Coffee plants have low NUE

Coffee is produced in tropical and subtropical zones, is widely consumed worldwide, and is highly responsive to N. Little is now about how coffee uses N fertilizer. Using data of N fertilization and N export from 468 sites/years along 20 years from intensive coffee farming in Brazil we estimated that only 15 to 17% of the N fertilizer are exported with beans (27 to 30% when beans and husks are accounted). The average N surplus varied from 293 to 300 kg N ha-1 with harvested beans and husks, which is far from the 50 to 90% NUE target and the desired maximum surplus of 80 kg N ha-1.

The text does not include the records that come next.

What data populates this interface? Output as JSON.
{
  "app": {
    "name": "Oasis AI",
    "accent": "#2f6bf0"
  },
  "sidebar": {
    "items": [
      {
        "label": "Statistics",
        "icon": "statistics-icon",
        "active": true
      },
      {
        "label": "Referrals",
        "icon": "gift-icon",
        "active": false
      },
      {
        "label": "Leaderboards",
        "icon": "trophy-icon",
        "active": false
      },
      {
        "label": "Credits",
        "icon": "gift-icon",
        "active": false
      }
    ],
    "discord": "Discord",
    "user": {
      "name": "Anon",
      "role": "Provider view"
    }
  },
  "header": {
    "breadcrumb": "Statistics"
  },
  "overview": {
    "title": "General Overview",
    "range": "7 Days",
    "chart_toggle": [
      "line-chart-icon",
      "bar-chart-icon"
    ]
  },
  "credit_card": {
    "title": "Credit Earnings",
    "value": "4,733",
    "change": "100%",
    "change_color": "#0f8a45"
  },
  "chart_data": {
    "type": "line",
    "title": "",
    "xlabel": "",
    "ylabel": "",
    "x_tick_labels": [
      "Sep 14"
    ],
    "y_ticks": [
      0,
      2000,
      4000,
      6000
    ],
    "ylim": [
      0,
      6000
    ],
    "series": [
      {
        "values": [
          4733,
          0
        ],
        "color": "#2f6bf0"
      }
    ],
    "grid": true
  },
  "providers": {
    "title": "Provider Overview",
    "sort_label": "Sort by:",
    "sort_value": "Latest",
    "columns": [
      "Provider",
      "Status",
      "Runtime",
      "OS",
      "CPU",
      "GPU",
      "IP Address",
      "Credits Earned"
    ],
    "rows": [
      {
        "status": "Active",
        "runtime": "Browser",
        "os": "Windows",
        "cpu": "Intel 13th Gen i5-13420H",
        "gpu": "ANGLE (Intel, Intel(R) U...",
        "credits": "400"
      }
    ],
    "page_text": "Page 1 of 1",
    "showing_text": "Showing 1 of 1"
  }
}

Coffee, which is produced in the tropical and subtropical zones of the globe is the second beverage most consumed in the world. Modern plantations require large inputs of N fertilizer to sustain yields. However, little information is available about the NUE of coffee plants. Data from N fertilizer application and coffee yields from nine farms along 20 years were collected to estimate N export and N surplus. We used data from 468 sites/years in groups of four consecutive harvests to decrease annual variations, comprising 117 observations (Table 1) from irrigated and rainfed plantations, fertilized with urea, ammonium nitrate or ammonium sulfate, split in 3 to 4 applications during the rainy season. Annual rates varied from 300 to 550 kg N ha-1. The NUE (Oenema et al. 2015), calculated as the percentage of the N fertilized applied which was exported with the beans, was in the order of 15-17%, or 27-30% considering beans+husks. The NUE obtained is similar to those of other short term evaluations of the Brazilian literature. The N surplus was approximately 300 kg ha-1 yr-1 (Table 1) indicating that N is being lost or wasted. In the areas surveyed, farmers tend to use higher N rates than the official recommendations, but these are also relatively high. The NUE of coffee was below the usual 50 to 60% range of most crops and far from the desired 80 kg N ha-1 maximum surplus suggested by Oenema et al. (2015). Farmers are usually reluctant to reduce N fertilization because of the high yield responses. Therefore, strong research efforts are needed to find ways to increase NUE for coffee plants with yield preservation and communicating them to farmers.